A: Generally, a gift or prize is regarded as personal windfall gain and not as ordinary income. Unless the taxpayer has received the prize or gift in relation to any income producing activity of the taxpayer. The courts have established that consideration of the whole of the circumstances is necessary and the following factors need to be considered:
- In what capacity and for what reason that the recipient received the prize or gift
- Whether the prize or gift is a common incident of the recipient’s calling or occupation
- Whether the prize or gift is made voluntarily
- Whether the prize or gift is solicited
- Whether the prize or gift can be traced to gratitude engendered by some service rendered by the recipient to the prize or gift donor

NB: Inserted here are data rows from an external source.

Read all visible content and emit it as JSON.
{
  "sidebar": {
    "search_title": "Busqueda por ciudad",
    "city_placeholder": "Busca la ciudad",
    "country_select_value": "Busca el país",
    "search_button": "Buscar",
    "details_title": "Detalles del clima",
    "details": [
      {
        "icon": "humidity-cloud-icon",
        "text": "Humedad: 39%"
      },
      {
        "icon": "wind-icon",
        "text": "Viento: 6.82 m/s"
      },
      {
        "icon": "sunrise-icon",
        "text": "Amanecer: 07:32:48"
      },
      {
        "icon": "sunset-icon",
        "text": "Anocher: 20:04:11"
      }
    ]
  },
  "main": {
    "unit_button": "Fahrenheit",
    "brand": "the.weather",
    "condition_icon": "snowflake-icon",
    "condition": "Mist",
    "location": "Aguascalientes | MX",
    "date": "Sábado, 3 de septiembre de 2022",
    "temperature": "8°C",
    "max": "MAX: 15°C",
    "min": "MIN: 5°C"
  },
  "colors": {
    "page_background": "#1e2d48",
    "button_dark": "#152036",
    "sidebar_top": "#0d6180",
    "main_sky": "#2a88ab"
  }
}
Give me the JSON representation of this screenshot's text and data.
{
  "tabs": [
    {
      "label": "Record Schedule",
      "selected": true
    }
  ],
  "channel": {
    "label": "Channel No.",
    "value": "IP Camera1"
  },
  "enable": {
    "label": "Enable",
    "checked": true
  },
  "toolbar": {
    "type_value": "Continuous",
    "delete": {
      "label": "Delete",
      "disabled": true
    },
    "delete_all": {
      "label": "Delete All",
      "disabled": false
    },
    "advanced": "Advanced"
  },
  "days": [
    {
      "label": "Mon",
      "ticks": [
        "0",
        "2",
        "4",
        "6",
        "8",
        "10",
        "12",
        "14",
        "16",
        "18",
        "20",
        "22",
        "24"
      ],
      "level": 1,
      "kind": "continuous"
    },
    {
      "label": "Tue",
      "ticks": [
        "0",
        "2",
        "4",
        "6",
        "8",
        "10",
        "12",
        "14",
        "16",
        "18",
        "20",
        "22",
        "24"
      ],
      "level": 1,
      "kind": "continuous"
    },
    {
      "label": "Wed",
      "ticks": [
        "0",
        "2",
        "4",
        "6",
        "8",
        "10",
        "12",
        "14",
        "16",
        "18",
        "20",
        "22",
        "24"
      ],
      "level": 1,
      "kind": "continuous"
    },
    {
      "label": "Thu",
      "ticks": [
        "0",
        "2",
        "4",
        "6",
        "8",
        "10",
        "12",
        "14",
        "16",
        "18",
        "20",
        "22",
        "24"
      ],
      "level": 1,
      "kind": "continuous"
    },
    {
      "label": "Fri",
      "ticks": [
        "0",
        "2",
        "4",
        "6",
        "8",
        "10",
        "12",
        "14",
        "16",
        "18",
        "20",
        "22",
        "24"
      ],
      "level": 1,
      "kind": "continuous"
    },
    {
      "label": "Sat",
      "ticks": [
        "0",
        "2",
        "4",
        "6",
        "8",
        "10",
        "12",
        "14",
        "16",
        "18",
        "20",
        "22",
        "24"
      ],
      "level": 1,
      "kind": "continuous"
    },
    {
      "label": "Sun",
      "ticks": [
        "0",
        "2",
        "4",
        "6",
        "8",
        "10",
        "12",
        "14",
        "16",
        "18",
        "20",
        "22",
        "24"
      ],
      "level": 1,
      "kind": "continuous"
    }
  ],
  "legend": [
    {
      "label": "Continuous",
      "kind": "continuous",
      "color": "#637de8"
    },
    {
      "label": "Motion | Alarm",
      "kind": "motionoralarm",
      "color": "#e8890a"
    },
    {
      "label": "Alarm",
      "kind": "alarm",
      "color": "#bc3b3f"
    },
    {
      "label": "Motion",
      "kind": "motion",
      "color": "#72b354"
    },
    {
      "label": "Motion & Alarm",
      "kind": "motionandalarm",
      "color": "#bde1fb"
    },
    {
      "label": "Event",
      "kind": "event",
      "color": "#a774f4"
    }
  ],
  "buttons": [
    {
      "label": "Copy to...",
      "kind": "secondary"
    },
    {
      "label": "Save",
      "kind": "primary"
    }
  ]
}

- The motive of the prize or gift donor
- Whether the recipient relies on the prize or gift for regular maintenance of themselves and any dependants.
In this case, it is quite clear that “prize” won in the “competition” was part of a tendering exercise for a contract. The amount “won” relates to the income-producing activity of the taxpayer and was received in recognition of an architectural design.
Therefore, it is clear that “prize” was really a fee provided for services and accordingly is fully taxable as assessable income.